A Harvard economist finds that the Internet's impact on the workplace is substantial -- and mostly for the better

The Web may not have made the Old Economy obsolete. But it has profoundly affected labor markets, according to a study by Richard B. Freeman, a Harvard University economist.

Using government survey data from 1998 through 2001, Freeman found that workers who used the Internet on the job worked 5% longer hours than those who didn't, other things being equal. That doesn't include the extra time that people spend checking into work from home over the Internet. Freeman said there's no way to tell whether the extra hours worked are productive.

Freeman also found that people who use the Net at work get paid more. But with Internet usage widening to all types of jobs, he predicts this difference will eventually disappear. And there's no doubt that Net usage at work is picking up steam. In 2001, 41% of all workers 18 to 65 used the Net, compared with 17% in 1997.


  Freeman goes on to predict that the Internet will allow more cross-border connections between job seekers and job offerers. "A person in Russia or India has the same access to job listings as a person in Detroit," says Freeman of Internet-based recruiting. At the same time, the Web lets workers commute to work virtually. So a Russian could accept a job in the U.S. without moving there.

In the future, companies may stretch the time it takes them to make a decision about hiring, Freeman says. Since they know they have access to a larger pool of labor through the Net, waiting to find the perfect match might make sense. But for European labor markets, which are far less mobile than those in the U.S., Freeman believes the way the Net tears down borders will outweigh the effect of companies waiting for the right match. That could lower unemployment in Europe.

Labor unions' recruiting and communications with members have also become much more efficient thanks to the Internet, argues Freeman. The National Writers Union, for example, gets one-third to one-half of its new members off the Web. That means unions don't have to pay expensive union reps to reach workers.

Since their Web sites are accessible to nonmembers as well, unions can broaden their influence through information dissemination.
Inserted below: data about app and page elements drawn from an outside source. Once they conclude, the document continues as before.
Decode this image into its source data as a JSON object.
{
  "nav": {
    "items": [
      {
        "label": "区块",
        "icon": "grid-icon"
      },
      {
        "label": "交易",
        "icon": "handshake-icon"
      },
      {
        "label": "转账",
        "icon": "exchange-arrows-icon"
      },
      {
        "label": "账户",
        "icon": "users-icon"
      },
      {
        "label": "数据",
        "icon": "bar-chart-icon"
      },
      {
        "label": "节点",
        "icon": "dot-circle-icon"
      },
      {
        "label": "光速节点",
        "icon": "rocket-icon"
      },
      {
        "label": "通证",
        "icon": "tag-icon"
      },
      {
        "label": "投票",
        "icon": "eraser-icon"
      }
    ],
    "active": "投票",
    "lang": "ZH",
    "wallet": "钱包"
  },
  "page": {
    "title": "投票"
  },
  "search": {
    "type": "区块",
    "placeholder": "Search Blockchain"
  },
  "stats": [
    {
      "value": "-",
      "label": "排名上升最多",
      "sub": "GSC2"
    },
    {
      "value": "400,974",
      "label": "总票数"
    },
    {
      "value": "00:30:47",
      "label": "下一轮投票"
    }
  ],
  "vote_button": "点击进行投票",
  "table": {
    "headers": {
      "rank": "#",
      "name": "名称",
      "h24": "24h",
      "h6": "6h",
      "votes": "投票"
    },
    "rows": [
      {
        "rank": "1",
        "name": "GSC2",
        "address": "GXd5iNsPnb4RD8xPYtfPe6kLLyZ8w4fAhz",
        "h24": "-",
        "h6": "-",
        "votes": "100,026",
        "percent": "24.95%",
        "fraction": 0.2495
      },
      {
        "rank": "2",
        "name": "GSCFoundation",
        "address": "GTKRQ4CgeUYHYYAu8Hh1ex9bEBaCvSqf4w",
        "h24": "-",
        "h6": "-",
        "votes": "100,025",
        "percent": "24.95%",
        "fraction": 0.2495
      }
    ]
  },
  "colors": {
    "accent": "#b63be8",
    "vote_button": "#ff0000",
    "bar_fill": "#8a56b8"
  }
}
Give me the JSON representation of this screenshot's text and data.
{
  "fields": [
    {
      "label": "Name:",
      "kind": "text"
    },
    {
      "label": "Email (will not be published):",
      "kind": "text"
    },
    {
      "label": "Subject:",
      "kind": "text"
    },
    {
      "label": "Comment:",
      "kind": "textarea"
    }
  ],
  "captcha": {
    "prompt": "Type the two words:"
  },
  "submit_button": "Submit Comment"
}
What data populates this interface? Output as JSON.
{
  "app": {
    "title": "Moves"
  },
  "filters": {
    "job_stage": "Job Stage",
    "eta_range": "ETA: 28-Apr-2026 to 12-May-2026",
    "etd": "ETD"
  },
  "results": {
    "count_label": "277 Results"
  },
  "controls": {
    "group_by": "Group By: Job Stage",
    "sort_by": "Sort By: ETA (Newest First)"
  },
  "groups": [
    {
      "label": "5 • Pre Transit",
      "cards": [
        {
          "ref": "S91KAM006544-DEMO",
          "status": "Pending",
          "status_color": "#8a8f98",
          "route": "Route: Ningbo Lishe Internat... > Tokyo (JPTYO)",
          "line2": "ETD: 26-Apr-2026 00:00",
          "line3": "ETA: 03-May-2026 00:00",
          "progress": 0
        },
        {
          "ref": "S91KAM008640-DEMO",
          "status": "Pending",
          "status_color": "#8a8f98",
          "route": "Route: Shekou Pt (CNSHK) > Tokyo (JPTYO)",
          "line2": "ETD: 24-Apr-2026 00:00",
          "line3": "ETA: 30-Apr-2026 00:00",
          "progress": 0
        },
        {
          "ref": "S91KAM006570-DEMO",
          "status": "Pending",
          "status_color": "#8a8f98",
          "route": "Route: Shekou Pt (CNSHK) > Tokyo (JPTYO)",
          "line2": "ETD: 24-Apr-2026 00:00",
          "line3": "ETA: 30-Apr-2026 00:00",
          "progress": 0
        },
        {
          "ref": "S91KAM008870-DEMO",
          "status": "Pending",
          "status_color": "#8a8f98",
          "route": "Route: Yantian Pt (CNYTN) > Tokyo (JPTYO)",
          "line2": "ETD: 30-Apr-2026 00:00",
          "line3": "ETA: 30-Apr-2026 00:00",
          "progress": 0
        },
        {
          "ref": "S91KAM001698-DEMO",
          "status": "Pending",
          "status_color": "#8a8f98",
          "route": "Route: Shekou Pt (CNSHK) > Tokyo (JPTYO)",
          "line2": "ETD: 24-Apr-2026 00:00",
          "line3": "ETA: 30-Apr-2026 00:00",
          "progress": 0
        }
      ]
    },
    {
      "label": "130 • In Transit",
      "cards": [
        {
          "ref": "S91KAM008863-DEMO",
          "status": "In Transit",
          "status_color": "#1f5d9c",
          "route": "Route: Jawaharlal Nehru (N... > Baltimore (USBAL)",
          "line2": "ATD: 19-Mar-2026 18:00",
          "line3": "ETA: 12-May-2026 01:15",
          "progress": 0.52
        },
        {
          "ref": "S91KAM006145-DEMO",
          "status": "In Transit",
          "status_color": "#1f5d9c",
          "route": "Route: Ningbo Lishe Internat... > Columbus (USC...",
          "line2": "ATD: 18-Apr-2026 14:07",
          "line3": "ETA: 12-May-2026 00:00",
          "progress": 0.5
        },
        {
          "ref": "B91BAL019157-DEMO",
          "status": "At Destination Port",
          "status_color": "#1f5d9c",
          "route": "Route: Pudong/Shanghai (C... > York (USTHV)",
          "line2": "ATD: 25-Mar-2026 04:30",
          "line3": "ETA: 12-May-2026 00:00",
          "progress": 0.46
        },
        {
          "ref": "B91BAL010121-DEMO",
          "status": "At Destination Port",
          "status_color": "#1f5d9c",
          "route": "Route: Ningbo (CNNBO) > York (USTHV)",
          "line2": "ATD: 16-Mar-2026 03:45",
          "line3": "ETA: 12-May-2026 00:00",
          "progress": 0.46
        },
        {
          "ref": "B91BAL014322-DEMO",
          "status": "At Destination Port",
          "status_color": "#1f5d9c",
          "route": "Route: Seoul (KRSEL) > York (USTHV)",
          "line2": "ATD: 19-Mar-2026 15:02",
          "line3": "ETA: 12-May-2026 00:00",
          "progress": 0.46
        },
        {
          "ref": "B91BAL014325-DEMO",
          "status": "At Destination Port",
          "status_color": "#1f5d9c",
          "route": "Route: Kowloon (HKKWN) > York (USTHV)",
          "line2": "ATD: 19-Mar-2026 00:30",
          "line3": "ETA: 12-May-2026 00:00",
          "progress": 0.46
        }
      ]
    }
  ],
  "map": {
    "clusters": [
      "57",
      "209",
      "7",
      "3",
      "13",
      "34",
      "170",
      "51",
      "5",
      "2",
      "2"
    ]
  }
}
Union Web sites publish information about laws that affect workers' rights. Over the Internet, nonmembers can learn about their rights and forward the unions' agenda independently, says Freeman.

By Peter Coy in New York

Before it's here, it's on the Bloomberg Terminal. LEARN MORE